In short, the bags were a PAIN.  I have been waiting for the day when I could take everything out of them so I could see at a glance what we have!

The first step was to take everything out.  Not an easy task!  As I mentioned before, the bags were all different, and some were knotted closed like Fort Knox.  Next, I separated outerwear (capes, coats, jackets, and furs) to store them separately.  Then I took each hanger off the old rack and moved it to the new units.  Since they were already arranged chronologically, that part was easy.

To maximize our space, I categorized the items within a decade by type.  All of the dresses are together, which require a high bar.  All the suits are together, which require a short bar.  In the future, we can add a second bar to accommodate our growing textile collection.

I even went further than that and sorted the dresses by color!  Darks, lights, patterns.  It felt a bit like sorting laundry.

The end result is a perfectly organized hanging textile collection that is accessible for exhibitions, new donations, and research!

Here are some photos of what the collection looks like now:

Part of our outerwear collection


Military and civil uniforms

Nursing and Red Cross uniforms

Dusters -- these are lightweight coats, usually made of linen, that both men and women wore when riding in an open automobile in the 1910s and 1920s to keep the dust off of them -- hence the name!





pre-1900, 1900s, 1910s

Phase II will be to move the boxed textiles to the new shelving units.  We store anything that cannot be safely hung on a hanger flat in an acid-free box.  There are fewer hanging things and more boxed things in the early decades, then it reverses as you come forward in time.  Besides wedding dresses, almost nothing from the post-1950s era is stored flat.  But almost everything we have from pre-1900 is flat!

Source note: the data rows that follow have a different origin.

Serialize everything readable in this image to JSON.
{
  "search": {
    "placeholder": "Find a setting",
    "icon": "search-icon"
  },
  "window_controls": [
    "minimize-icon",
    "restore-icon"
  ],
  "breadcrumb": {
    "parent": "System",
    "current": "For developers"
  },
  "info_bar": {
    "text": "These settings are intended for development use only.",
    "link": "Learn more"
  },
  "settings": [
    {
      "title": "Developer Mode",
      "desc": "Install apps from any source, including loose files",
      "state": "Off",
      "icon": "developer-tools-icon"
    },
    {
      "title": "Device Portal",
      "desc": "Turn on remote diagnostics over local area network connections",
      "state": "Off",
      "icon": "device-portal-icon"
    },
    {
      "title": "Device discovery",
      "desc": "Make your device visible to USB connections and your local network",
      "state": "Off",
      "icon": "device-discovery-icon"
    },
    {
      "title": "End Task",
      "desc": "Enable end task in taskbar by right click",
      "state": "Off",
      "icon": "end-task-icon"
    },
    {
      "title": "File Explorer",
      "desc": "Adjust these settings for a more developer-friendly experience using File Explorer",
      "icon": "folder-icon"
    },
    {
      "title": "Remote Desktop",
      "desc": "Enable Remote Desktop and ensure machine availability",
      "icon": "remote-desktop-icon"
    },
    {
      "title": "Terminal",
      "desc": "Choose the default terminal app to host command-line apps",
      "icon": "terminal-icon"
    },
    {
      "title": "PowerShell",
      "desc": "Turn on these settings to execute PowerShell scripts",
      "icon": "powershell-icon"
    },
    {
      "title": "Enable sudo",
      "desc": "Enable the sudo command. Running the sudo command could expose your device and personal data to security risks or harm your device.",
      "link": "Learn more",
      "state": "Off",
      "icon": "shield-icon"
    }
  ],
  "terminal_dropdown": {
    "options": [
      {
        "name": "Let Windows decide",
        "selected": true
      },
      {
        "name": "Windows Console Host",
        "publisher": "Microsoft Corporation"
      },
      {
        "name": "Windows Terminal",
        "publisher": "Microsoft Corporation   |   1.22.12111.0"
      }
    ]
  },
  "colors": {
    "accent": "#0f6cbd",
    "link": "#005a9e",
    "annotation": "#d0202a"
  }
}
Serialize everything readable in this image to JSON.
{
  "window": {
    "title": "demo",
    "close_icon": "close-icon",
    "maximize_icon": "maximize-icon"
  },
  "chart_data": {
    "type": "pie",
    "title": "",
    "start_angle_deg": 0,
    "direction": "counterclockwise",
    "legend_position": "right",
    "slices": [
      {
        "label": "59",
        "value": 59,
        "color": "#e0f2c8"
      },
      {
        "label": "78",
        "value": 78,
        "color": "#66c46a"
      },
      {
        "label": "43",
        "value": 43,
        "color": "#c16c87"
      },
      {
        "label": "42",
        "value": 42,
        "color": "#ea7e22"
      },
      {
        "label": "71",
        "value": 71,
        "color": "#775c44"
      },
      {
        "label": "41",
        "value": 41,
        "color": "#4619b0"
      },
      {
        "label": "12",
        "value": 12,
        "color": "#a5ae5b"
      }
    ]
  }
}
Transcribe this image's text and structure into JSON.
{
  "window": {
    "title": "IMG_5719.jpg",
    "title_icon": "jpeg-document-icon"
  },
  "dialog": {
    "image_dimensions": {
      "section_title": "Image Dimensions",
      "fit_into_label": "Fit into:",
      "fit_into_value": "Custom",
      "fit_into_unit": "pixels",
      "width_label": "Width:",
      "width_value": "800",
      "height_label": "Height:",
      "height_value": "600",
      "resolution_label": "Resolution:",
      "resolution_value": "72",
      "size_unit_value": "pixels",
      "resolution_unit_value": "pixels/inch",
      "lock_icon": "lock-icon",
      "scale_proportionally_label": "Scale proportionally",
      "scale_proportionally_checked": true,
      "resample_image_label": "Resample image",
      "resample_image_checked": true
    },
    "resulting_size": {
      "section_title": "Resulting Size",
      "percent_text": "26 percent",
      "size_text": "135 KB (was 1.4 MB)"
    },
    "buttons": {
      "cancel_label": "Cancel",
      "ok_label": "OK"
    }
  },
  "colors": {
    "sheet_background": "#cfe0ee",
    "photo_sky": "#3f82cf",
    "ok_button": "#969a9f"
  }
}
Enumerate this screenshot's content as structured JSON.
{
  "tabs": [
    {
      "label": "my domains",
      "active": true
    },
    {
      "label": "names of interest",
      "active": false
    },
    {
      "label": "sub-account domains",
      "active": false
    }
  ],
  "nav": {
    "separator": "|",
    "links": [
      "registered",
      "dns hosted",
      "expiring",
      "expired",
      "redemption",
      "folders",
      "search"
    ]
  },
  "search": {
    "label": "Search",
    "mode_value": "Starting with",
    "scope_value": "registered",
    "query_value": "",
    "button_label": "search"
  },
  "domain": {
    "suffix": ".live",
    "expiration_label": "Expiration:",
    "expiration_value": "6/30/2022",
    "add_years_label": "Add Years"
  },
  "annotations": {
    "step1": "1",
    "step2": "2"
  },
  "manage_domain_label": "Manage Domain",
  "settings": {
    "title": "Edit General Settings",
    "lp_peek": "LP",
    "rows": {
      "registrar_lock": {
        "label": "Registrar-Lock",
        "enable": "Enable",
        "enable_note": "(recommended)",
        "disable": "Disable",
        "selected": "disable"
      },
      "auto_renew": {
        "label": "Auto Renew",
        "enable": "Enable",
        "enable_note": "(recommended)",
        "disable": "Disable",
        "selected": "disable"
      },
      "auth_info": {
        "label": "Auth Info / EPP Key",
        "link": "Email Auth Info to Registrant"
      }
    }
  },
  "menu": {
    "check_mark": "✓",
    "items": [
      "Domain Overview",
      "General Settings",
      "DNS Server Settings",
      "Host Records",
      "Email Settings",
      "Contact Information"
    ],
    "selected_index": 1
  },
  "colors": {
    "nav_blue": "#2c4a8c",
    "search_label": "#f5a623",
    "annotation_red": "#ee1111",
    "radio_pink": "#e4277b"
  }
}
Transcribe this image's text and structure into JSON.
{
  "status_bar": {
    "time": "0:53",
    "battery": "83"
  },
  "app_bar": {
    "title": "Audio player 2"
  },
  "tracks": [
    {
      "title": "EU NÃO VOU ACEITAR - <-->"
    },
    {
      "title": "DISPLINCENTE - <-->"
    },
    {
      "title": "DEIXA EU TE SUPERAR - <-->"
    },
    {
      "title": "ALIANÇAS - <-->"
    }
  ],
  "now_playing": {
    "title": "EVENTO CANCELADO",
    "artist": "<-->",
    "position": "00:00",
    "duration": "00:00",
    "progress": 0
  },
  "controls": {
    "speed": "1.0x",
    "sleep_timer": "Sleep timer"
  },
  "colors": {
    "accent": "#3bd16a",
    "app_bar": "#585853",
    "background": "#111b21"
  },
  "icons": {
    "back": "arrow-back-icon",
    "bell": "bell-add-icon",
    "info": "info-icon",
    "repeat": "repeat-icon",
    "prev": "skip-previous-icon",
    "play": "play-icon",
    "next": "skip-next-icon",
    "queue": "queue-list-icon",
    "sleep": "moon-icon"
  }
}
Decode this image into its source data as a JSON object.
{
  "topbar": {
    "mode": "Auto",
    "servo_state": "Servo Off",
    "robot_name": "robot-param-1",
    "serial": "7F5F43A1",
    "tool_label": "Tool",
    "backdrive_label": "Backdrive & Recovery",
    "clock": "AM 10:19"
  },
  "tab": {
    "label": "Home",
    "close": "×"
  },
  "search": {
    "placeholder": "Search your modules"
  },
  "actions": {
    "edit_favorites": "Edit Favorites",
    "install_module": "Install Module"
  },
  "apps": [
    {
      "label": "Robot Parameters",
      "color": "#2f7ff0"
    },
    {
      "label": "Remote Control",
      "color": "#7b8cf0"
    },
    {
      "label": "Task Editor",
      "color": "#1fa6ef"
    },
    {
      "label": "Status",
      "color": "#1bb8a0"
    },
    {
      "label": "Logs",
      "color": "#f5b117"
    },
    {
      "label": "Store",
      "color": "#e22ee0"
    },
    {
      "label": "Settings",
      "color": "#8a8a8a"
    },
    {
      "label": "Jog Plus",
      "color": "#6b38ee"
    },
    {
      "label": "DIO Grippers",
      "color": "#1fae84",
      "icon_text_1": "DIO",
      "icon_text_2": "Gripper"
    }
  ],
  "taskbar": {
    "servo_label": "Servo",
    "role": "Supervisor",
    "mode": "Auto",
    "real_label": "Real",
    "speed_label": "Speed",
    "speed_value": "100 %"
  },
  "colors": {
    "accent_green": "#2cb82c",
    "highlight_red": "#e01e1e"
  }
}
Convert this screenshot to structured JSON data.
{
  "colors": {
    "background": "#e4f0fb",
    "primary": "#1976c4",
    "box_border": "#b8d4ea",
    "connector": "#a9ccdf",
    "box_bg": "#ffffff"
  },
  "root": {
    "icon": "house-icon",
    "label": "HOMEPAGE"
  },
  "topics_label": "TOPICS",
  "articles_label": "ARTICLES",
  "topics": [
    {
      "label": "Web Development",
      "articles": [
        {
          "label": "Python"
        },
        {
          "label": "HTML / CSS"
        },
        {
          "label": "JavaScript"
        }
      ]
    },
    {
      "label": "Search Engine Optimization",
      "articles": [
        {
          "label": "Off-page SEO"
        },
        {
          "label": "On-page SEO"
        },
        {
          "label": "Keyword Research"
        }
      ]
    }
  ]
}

This morning Steve, my volunteer Kathy, and I moved everything out of the Fire Station storage area into the new building.  This afternoon I'm going to start sorting and stacking things in the new shelves. 

It's hard work to move all of this stuff around, but it is going to be fabulous when we're all done!!!